Popular blog posts. Blogs with high SERP rankings and social media shares attract a lot of traffic that want answers to specific questions. Once they’ve found those answers, most people bounce to other sites for additional perspectives.
Some pages are more in-depth than others. A disproportionate amount of time may be spent on different pages, for various reasons. For example, pages with a single CTA are likely to have a much higher bounce rate than those offering multiple CTAs, links, and other similar in-depth content. Your landing pages should have very low bounce rates, since ideally visitors would be getting there from a CTA on your site, and taking another action on the page, such as filling out the form.
Structural issues. If your bounce rate exceeds 70%, look at your pages from a visitor’s perspective. Where is the user experience failing? Are there any obvious errors like 404 pages or content that doesn’t align with meta descriptions?
My Metrics are Horrible! What Do I Do?
Don’t panic, but do investigate how you can remedy a high bounce rate and/or low average time on page:
Check your site’s page-load speed. If you have a ton of large, high-resolution images, pages may take too long to load. People are impatient and will abandon pages with excessive load times.
Make sure site navigation and page links are user-friendly. Your main site navigation menu should appear on every page except landing pages, and each page should link to related articles/content so users can dig deeper into your site, no matter what page they first enter through.
Review for SEO. Use proper keywords, page meta descriptions and titles throughout your site.
Provide engaging (and relevant) content. It will help you see the largest improvements because visitors will be more likely to read what you have to offer. It’s great to generate a large number of visitors, but if they aren’t sticking around, you’re missing opportunities to convert them to leads.
(More) Best Practices to Improve Bounce Rate
Use short paragraphs and section headings to keep text easily digestible.
Don’t use pop-ups, they’re annoying. If you can’t help yourself, make them exit intent pop-ups.
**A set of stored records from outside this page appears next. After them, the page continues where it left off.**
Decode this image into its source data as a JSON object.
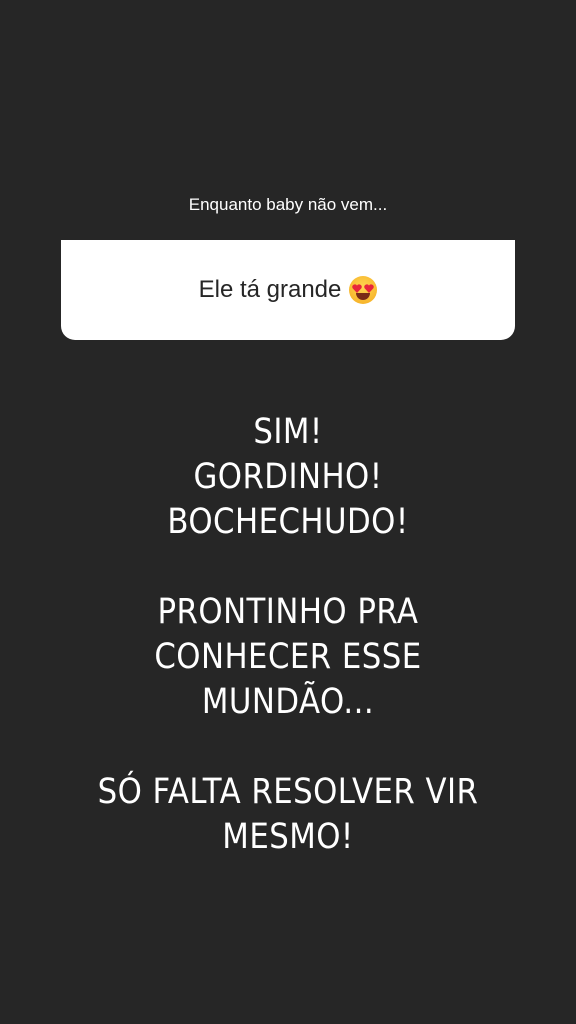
{
  "story": {
    "question_label": "Enquanto baby não vem...",
    "answer_text": "Ele tá grande",
    "answer_emoji": "heart-eyes-emoji",
    "colors": {
      "background": "#262626",
      "card": "#ffffff",
      "card_text": "#262626",
      "text": "#ffffff"
    },
    "main_text": {
      "line1": "SIM!",
      "line2": "GORDINHO!",
      "line3": "BOCHECHUDO!",
      "line4": "PRONTINHO PRA",
      "line5": "CONHECER ESSE",
      "line6": "MUNDÃO...",
      "line7": "SÓ FALTA RESOLVER VIR",
      "line8": "MESMO!"
    }
  }
}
They appear when a visitor’s cursor moves outside the upper page boundary (indicating their potential exit from the site), and are far less likely to cause bounce.
Improving your website's bounce rate and average time on page will ultimately improve your SEO. Check out our SEO Survival Guide for even more ways to improve your SERP rankings and website performance.
Posted by Jonathan Stanis An engineer by training, Jon focuses on the technical delivery of an effective inbound marketing program. He builds client website plans that solve for conversion potential and utilize smart user experiences. He is also responsible for analyzing and monitoring the success of inbound projects. Jon fits the definition of being a "whole brain marketer" because he is both a strong writer-designer and a deeply analytical thinker.